■ TASK TO COMPLETE
Check every line of the data below for "link". Copy each one that has it.

■ DATA RECORDS
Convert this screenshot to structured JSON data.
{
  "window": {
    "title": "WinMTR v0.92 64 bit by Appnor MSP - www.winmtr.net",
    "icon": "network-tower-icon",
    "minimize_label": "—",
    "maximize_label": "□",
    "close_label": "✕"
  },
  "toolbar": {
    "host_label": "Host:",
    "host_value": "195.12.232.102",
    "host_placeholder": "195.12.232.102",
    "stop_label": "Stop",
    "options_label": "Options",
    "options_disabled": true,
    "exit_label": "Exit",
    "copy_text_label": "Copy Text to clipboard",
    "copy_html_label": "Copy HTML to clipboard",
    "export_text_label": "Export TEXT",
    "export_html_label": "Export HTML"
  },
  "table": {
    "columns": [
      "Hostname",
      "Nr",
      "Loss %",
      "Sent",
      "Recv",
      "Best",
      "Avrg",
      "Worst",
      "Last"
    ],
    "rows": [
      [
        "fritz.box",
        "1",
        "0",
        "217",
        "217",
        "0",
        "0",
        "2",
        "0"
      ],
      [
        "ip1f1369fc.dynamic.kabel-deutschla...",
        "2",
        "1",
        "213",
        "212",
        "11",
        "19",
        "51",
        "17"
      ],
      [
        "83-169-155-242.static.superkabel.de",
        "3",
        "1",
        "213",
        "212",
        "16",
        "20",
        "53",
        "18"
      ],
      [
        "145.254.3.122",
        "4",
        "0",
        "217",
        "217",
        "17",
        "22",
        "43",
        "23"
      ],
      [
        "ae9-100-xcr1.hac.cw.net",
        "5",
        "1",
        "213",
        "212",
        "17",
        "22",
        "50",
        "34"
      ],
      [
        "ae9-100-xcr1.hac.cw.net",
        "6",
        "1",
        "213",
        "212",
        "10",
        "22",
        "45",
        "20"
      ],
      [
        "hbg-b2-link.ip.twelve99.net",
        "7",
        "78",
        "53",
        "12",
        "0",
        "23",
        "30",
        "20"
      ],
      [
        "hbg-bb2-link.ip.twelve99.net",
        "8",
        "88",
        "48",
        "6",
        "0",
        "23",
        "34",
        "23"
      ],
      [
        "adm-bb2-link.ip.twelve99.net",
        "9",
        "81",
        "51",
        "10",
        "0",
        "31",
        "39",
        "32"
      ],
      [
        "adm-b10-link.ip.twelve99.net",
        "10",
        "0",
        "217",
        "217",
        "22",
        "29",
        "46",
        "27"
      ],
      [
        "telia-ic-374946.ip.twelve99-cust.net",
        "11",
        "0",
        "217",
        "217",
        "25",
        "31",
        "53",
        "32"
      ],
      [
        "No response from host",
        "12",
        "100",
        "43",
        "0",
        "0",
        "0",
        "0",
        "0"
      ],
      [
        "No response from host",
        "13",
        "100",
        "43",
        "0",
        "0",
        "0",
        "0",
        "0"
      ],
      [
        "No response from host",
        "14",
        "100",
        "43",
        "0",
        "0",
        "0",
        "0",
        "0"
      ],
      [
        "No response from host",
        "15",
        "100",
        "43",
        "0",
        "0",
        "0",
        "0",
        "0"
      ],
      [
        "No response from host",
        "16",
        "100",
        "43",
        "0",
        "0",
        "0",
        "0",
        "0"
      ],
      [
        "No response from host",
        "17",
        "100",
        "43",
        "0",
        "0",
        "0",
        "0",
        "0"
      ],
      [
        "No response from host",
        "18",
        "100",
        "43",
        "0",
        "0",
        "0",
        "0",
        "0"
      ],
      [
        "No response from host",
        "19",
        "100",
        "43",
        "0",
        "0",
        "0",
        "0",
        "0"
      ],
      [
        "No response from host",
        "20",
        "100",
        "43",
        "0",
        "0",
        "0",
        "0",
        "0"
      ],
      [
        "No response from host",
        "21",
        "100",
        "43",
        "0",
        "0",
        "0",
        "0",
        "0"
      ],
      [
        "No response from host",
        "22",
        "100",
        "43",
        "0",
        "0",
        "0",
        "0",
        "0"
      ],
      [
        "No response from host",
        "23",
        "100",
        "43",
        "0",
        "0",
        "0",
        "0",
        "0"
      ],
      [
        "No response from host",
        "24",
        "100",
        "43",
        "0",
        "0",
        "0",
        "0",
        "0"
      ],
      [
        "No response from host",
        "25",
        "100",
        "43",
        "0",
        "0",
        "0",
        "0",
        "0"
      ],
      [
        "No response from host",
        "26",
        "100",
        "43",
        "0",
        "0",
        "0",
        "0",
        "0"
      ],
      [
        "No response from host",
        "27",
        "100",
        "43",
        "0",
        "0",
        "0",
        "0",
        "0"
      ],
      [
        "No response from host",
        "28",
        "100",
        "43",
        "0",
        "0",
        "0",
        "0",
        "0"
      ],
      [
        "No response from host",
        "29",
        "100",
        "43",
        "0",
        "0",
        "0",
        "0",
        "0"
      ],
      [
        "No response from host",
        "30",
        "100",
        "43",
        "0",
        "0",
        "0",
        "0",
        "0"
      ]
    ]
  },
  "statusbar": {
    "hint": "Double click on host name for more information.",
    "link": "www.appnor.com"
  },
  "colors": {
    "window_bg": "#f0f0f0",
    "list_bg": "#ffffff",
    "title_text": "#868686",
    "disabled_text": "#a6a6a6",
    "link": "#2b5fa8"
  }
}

■ ANSWER TO THE PROBLEM
        "hbg-b2-link.ip.twelve99.net",
        "hbg-bb2-link.ip.twelve99.net",
        "adm-bb2-link.ip.twelve99.net",
        "adm-b10-link.ip.twelve99.net",
    "link": "www.appnor.com"
    "link": "#2b5fa8"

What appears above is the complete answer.